But I don’t have any answers. I just surface from my foxhole because I want to watch the sun rise, the sun set.

To change the metaphor; it’s a sea of shit out there in the publishing world, so be careful what you lunge for.

Which doesn’t mean I’m simply jaded and pessimistic. In fact, the opposite. Writing is how I engage with the world and I love all the bruises and the punches and the let-downs. Just makes me get up and go back for more. Because for me there is no other art that can contain as much human experience as writing. So I will write as the shit sea laps over my coracle.

You’ve got to fight back. You’ve got to start tossing your handbag (quaint English tradition of having a spat). And mostly with yourself. Because you have to keep reminding yourself: “I am going to keep doing this. I cannot be stopped.”

So, you know what I did with that fragile fiction that found its way to my door. I kicked it. I roughed it up. I sent it packing with its tail between its legs.

Rilke said that art can come only out of inner necessity.

To me that sounds like a rallying cry to write — because I must!

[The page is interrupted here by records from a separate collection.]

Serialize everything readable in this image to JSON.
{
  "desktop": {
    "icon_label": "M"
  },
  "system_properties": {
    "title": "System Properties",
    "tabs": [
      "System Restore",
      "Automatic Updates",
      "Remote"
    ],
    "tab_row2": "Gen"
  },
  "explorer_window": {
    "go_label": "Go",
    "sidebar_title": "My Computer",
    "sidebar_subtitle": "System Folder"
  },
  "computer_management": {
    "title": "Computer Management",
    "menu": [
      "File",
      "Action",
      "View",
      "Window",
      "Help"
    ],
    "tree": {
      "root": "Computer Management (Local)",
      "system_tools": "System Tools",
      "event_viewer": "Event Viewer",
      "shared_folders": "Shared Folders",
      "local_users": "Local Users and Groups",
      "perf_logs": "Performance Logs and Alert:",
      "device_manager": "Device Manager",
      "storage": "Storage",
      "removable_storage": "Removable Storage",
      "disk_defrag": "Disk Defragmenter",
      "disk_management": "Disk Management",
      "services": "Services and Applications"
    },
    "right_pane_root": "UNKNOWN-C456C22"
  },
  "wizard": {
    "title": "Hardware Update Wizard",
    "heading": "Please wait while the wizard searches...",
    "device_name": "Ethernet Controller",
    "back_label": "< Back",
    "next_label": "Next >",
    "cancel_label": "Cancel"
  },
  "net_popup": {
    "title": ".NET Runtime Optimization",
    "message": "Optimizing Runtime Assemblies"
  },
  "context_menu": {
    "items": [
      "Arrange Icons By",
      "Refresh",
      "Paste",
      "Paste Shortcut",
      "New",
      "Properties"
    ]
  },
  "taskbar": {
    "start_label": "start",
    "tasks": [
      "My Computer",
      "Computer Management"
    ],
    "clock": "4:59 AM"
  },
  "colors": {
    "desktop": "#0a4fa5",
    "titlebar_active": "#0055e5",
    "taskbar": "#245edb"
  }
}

“Allowing space for change is allowing space for grace. That’s what I get from good writing.  I have nothing to say that will change anybody’s mind. Nothing. Being didactic is uninteresting. But allowing space for people to remake their minds about things, to change—or to get angry—is a viable literary purpose. That I fail at this over and over is my reason to continue. Failure is edifying. We break the lights.” Colum McCann